Temple Meads train station, an iconic gateway in and out of the city, the sight of which has pulled on countless heart strings and the site where an infinite number have felt the anguish of departure and elation of arrival. Standing in front of the pseudo medieval architecture certainly adds a gravitas to the melodrama of pooling emotions playing out below the clock tower………but today we are hopping left into the long stay car park.
In particular to have a little look at this……….
This fluorescent barrier is a prime example of modern roadside construction.
Which is great….. but slightly distracting from the wooden cream and green number directly opposite – the signal box that was connected to the Brunel’s original Temple Mead Station.
Originally this stood outside the main station, controlling the terminus of the GWR line but, when the swelling number of train passengers and the increased weight of goods could no longer be digested by the existing set up and the time came for the buildings to expand, Mr Francis Fox used his cunning to build around the existing signal box. Hence why the signal box sits ensconced between the archways of the train shed extension.
And from behind.
To give a little extra background the original Temple Meads station is the one on the left hand side when gawped at from the front. It was designed by a young Brunel and built in 1839 – 41 to be the terminus for the Great Western Railway (GWR) line between London and the West. Built with all the stout confidence and swagger of Henry VIII in a mock Tudor style it was Bristol’s first passenger railway and is regarded as one of the best Victorian station buildings in its time.
The GWR line connected Bristol to London Paddington and was known as ‘Brunel’s Billiard Table’ due the extraordinarily level and straight route that the line takes, via such engineerial contortions as the Box Tunnel.
A common theme during the rapacious growth of the 1800s , Brunel’s station was soon inadequate and more neo- historical style buildings were added to the site. The Jacobean design of Samuel Fripp for the Bristol Exeter railway in 1852 -4 was built (the building to the right on modern Temple Meads), replacing the temporary wooden station locally known as the ‘Cowshed’ that had been built in 1845. The gothic centre piece was part of the 1870’s expansion led by Francis Fox (part of the same industrious furore that built around the signal box).
1965, Colin G. Maggs *
One hundred and twenty five years after it had been built Brunel’s Old station was swiftly closed in 1965, the terminus of the domino chain toppled by the 1963 Beeching Axe and by 1966 the train shed was an amazing….car park.
However, this closure did cause another rather entertaining little quirk (and another example of just modernising around existing features).
If you are familiar with Temple Meads station this sign sits above the stairs leading down from platforms 13 and 15 and so, I mean, it’s not technically wrong, it is just not telling the whole truth either. Where are these mysterious platforms one and two?
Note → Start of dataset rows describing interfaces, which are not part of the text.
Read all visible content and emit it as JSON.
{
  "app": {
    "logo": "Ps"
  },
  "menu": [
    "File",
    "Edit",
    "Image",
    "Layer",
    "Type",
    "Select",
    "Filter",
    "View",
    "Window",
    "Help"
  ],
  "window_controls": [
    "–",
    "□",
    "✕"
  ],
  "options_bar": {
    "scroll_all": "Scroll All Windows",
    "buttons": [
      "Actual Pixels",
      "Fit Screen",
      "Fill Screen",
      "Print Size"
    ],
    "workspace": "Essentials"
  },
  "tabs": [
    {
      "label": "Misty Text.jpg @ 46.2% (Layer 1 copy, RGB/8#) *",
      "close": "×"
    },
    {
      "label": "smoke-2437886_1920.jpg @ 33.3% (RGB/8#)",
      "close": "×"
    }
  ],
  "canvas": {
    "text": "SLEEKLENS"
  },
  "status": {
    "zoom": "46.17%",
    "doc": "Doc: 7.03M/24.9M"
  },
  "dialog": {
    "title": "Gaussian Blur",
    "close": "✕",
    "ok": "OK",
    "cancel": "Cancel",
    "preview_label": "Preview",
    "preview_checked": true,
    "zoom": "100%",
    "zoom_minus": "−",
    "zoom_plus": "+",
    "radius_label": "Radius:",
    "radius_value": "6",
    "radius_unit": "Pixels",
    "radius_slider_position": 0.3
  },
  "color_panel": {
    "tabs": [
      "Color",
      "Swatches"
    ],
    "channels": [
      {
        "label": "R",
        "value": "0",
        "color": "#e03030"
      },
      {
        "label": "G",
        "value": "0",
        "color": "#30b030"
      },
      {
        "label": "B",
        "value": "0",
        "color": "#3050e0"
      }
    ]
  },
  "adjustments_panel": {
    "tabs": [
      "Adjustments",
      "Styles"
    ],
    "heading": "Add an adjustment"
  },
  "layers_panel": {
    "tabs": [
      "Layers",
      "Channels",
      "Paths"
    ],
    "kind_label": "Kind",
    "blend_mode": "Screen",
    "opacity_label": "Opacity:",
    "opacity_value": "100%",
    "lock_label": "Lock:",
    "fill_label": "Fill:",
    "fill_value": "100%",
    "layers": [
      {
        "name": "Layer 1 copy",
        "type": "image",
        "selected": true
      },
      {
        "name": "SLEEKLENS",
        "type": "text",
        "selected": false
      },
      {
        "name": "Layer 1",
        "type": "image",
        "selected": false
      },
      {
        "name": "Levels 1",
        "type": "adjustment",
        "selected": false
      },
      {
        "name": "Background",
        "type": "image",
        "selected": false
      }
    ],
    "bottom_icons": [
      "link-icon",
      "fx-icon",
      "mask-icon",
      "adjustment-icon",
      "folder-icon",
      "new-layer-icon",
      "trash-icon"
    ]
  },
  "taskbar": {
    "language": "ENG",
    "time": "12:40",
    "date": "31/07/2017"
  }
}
Alas, this is not an alternative means to get to a wizarding school but rather platforms 13 and 15 had actually been numbers 1 and 2 until the closure of the Old Station at which point the platform numbers were reversed – so the sign should actually read ‘to platforms 1 to 12’.
So, what next for the signal box and train shed?
The past 20 years have seen Brunel’s Old Station Passenger Shed used as the Bristol Exploratory Science centre (the precursor to @Bristol), the Empire and Commonwealth Museum and now a function and conference space (rather befittingly currently housing a show applauding the life of Brunel).
And now will it be adapted to the needs of modern society?
The site is one of part of the Key Projects of the ‘Bristol Temple Quarter Enterprise Zone’ (http://www.bristoltemplequarter.com/key-projects/ ). This is a huge project inwardly investing in Bristol based businesses, pushing forward electric trains, overhauling inter and intra city transport, as well as leading the way in the push for a Bristol arena.
So, I will refrain from the train metaphors but, there are a lot of green and red lights flashing at the moment – I for one am watching this space.
*Sourced from http://www.alextrack.co.uk/railways/